*** Record excerpts ***

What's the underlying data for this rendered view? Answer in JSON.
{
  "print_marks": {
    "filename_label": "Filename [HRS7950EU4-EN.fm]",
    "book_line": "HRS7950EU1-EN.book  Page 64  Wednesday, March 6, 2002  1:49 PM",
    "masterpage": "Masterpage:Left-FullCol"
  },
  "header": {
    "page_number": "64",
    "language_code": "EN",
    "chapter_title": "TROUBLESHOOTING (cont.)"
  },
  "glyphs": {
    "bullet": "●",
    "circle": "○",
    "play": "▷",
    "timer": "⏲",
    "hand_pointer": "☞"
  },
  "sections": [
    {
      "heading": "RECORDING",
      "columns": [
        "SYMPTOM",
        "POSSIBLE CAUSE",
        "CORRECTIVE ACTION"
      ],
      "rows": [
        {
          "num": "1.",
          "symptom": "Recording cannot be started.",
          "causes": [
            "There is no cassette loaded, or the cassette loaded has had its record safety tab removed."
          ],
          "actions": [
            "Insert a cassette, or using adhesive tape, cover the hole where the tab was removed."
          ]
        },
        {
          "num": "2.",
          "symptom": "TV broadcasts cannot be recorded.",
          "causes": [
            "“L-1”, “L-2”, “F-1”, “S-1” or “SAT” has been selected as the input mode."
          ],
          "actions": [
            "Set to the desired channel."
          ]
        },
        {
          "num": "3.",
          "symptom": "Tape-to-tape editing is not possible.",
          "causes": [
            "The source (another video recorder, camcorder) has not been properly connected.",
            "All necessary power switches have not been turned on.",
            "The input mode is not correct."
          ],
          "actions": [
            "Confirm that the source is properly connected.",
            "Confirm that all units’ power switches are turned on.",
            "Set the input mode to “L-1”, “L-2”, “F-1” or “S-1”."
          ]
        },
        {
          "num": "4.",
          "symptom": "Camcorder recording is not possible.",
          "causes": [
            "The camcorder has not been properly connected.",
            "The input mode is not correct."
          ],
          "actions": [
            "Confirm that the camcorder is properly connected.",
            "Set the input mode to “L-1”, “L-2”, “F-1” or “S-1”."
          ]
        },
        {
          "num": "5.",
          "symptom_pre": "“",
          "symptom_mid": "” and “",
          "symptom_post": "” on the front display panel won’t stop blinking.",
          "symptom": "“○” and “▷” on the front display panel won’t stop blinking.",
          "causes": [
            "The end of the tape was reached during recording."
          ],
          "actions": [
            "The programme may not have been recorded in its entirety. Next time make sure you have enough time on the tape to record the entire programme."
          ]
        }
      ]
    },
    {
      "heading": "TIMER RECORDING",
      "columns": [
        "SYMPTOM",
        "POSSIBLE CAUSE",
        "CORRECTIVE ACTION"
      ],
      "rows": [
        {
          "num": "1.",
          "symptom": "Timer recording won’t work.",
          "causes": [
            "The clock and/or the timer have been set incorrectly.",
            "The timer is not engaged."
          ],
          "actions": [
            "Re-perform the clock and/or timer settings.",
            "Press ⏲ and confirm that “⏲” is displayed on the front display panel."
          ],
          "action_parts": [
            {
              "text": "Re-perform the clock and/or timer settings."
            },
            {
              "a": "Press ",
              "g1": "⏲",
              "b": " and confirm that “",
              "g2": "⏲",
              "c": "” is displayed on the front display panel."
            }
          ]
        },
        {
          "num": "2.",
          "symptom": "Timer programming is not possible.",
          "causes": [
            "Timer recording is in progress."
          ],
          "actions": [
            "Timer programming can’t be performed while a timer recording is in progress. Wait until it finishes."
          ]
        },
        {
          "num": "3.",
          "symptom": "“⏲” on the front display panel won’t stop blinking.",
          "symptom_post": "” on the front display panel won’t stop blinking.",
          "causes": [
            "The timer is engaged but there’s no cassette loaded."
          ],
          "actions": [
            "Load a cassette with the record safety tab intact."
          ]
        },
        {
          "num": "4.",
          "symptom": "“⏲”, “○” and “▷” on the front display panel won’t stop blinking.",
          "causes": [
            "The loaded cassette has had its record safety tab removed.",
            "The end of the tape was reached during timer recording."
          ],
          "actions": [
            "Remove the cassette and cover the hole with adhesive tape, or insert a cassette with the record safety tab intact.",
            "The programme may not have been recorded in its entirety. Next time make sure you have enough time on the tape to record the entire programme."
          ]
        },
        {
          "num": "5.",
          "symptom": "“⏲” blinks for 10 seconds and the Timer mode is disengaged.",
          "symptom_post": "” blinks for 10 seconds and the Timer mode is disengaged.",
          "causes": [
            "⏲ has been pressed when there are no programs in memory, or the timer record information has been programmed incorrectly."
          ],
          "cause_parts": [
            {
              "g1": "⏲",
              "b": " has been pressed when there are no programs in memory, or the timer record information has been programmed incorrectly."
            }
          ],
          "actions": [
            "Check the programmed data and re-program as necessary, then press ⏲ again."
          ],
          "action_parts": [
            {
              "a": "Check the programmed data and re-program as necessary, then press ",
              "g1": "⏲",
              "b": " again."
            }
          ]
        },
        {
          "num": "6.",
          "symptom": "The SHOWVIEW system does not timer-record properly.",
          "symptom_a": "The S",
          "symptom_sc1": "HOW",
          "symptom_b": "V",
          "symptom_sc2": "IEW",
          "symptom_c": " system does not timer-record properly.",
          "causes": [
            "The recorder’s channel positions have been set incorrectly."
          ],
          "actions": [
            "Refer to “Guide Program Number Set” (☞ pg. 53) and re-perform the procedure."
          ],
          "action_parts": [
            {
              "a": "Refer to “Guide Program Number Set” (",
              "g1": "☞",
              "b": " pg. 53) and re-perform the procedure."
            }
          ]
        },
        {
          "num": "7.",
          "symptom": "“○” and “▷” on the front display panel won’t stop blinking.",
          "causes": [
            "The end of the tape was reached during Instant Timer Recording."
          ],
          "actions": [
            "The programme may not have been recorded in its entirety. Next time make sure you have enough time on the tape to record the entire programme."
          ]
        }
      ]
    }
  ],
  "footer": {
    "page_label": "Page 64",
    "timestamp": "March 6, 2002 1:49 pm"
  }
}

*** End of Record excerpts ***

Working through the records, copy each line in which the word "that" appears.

            "Confirm that the source is properly connected.",
            "Confirm that all units’ power switches are turned on.",
            "Confirm that the camcorder is properly connected.",
            "Press ⏲ and confirm that “⏲” is displayed on the front display panel."
              "b": " and confirm that “",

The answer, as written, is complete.